WITH language, collect(m) AS movies

step, couldn't you ignore the collect function since the Merge clause that occurs afterwards already searches for duplicates nodes? So even though there would be two "english" under "language" it wouldn't matter once you use the MERGE to create the nodes?

You are correct again. The following query gave me the same results. This is because the 'unwind' keeps the association of the language's movie, so after the unwind you have rows that contain each language and its corresponding movie. The other key is the use of 'MERGE', as you already identified. Now, there may be a performance difference between the two queries if you have lots of movies and/or languages, because you are now relying on the merges to remove duplications.

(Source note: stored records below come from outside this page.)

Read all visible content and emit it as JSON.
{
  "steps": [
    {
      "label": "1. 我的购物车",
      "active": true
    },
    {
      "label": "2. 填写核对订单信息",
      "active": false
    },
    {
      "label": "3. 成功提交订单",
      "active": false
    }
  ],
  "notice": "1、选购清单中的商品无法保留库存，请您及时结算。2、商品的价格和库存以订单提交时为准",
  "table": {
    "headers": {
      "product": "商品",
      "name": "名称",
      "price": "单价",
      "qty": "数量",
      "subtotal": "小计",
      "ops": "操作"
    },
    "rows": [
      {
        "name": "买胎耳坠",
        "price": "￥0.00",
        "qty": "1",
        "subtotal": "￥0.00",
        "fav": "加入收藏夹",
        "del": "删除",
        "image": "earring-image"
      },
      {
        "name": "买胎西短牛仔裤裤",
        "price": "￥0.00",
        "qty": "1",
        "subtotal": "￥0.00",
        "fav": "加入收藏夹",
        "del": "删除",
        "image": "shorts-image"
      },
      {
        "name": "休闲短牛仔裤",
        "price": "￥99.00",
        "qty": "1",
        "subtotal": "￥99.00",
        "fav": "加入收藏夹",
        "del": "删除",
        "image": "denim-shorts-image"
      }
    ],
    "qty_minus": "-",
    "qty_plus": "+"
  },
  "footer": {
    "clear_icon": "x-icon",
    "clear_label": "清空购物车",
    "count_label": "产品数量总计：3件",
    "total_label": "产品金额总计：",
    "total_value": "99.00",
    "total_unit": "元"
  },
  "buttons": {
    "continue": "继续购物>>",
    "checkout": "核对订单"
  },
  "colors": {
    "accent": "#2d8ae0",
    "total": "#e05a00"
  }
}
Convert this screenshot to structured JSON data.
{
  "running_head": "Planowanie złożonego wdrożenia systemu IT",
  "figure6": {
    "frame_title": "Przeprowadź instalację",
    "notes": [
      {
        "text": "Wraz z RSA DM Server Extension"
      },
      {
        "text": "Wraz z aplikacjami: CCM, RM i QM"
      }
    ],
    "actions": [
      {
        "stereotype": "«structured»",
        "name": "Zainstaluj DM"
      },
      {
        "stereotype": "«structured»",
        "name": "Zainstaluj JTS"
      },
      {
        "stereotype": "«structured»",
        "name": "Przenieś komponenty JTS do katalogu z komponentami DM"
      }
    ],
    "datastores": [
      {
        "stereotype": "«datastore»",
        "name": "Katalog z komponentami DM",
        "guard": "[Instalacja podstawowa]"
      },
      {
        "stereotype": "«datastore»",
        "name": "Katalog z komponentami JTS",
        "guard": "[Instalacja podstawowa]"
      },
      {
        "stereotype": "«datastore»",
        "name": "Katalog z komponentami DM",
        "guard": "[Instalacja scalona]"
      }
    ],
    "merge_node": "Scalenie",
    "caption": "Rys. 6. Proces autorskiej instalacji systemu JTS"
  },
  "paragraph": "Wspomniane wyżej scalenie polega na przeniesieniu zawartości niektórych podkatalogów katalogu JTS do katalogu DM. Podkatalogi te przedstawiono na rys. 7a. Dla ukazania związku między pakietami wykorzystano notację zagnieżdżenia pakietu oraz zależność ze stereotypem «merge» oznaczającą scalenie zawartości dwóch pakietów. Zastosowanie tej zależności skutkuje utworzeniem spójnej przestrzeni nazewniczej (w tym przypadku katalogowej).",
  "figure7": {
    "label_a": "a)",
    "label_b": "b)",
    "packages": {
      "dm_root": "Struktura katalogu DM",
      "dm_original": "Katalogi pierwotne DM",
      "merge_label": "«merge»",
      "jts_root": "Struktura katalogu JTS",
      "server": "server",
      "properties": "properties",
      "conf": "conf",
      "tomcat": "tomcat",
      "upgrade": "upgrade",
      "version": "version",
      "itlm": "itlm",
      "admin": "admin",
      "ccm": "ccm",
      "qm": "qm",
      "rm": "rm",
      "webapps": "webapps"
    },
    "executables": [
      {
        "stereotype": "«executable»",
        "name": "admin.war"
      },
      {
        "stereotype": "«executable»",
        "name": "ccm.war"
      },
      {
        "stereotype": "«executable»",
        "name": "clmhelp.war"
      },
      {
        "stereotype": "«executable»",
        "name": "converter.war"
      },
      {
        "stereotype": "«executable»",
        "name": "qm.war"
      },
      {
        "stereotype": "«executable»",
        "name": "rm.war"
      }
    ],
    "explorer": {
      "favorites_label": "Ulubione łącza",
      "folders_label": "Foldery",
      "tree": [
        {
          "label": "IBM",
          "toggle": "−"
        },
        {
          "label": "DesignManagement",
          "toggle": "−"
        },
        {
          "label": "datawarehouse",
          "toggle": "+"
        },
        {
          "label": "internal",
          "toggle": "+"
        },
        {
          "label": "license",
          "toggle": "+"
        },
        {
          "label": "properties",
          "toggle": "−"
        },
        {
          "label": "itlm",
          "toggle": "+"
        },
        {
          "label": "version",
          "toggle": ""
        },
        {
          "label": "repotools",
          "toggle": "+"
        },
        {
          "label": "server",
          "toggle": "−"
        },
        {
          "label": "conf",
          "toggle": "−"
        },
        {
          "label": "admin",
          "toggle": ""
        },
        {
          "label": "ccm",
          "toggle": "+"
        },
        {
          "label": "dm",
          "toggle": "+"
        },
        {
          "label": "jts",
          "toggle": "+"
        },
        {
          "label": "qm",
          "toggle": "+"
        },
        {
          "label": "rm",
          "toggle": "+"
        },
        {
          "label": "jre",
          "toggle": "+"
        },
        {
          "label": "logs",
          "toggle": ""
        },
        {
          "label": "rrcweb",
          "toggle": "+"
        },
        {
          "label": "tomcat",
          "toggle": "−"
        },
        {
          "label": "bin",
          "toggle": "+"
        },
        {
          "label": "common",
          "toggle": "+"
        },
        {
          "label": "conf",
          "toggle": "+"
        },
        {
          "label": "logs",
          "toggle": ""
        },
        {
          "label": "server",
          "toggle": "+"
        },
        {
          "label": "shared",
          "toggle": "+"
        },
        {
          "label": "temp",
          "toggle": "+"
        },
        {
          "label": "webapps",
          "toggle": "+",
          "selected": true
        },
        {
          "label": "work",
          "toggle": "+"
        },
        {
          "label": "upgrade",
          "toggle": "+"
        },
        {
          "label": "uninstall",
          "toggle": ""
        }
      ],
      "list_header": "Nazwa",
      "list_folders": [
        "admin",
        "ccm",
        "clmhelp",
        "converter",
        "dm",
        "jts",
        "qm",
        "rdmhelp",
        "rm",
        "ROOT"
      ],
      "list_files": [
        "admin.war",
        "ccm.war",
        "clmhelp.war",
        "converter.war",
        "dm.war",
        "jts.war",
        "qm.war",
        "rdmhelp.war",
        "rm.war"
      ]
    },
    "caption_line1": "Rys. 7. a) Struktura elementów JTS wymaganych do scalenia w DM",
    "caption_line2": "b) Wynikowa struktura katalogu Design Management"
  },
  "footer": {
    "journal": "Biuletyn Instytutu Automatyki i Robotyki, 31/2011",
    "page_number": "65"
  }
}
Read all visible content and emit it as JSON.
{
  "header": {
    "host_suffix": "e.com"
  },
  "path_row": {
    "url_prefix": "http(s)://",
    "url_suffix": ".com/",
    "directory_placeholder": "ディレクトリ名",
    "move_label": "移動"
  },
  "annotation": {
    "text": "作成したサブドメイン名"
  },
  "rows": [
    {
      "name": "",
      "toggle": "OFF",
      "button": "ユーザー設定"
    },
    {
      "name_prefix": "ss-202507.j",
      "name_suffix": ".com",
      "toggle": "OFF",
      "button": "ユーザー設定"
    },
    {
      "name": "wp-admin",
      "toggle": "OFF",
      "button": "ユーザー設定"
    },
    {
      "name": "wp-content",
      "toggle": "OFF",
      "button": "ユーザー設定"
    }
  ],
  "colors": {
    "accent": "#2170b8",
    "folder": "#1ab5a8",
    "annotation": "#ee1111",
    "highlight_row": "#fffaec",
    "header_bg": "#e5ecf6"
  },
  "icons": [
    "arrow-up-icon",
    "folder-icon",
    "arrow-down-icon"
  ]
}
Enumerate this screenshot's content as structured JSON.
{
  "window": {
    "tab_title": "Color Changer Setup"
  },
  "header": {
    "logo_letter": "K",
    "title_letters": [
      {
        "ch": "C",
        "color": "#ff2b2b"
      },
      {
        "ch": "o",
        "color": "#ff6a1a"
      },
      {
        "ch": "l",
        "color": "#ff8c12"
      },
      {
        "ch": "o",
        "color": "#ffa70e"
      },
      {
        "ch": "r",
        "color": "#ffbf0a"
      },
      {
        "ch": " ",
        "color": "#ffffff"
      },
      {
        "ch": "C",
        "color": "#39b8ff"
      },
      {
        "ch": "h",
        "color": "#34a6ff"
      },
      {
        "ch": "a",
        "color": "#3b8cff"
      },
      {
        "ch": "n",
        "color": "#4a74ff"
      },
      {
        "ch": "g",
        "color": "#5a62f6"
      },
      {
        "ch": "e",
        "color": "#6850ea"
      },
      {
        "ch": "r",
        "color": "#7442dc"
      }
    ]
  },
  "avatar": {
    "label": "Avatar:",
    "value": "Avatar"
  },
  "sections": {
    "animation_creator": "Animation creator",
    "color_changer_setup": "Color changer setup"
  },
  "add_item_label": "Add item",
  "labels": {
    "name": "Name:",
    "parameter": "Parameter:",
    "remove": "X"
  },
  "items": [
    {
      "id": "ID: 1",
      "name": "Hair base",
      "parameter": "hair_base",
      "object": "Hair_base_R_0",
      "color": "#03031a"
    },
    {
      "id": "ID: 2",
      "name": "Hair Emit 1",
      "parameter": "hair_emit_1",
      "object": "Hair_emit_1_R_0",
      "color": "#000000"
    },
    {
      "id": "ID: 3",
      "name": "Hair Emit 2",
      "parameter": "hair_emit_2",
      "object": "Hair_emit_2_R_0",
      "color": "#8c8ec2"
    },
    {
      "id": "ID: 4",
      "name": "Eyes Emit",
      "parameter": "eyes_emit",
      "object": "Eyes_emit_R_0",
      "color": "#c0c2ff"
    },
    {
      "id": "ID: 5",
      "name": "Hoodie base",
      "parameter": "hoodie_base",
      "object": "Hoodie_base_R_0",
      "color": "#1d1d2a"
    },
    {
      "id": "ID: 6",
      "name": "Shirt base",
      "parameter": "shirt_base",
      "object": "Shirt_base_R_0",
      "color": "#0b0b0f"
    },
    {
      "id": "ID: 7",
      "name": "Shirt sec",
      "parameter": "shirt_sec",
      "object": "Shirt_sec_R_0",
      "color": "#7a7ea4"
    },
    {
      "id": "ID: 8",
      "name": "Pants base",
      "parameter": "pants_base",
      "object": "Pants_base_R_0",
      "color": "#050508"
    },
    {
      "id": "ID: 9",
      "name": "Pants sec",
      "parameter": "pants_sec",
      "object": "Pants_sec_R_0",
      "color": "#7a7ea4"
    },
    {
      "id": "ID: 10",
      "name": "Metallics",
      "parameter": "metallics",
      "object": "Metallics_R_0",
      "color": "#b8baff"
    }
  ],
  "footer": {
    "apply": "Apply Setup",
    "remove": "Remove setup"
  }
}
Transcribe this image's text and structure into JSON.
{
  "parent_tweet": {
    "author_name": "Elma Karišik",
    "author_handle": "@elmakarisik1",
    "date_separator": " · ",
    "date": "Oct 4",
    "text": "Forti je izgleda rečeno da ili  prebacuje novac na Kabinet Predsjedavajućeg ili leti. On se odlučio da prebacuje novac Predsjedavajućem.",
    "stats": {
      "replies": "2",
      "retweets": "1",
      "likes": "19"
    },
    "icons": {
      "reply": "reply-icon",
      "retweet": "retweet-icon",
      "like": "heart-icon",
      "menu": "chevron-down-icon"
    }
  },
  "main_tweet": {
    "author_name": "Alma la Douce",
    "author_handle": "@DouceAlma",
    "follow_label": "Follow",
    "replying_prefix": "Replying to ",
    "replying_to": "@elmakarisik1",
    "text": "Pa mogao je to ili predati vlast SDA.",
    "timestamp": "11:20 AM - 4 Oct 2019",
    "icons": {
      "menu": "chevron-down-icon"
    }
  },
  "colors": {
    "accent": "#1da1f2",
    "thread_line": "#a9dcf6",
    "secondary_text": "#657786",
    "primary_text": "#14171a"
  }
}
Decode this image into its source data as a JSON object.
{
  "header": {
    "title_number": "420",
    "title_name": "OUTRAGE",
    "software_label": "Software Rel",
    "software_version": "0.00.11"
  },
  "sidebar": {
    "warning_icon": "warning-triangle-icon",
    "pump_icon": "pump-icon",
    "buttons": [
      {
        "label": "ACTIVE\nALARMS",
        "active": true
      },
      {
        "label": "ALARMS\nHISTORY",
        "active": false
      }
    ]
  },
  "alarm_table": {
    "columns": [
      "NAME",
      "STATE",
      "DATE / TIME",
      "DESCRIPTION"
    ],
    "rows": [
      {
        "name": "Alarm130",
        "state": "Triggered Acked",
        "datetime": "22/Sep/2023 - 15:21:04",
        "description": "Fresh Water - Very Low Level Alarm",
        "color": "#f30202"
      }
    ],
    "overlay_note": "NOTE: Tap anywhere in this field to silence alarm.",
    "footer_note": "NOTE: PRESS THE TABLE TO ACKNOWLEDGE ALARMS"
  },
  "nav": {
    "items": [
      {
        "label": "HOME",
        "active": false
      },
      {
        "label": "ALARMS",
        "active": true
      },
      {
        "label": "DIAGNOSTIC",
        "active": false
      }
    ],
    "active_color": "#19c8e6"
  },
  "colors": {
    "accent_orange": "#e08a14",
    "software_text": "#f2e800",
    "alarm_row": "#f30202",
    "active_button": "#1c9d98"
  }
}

unwind m.languages as language
MERGE (l:Language {name:language})
MERGE (m)-[r:IN_LANGUAGE]->(l)
return id(m), m, id(l), l, id(r) as relationship_id
order by id(m)

The ids are different, since I recreated the data: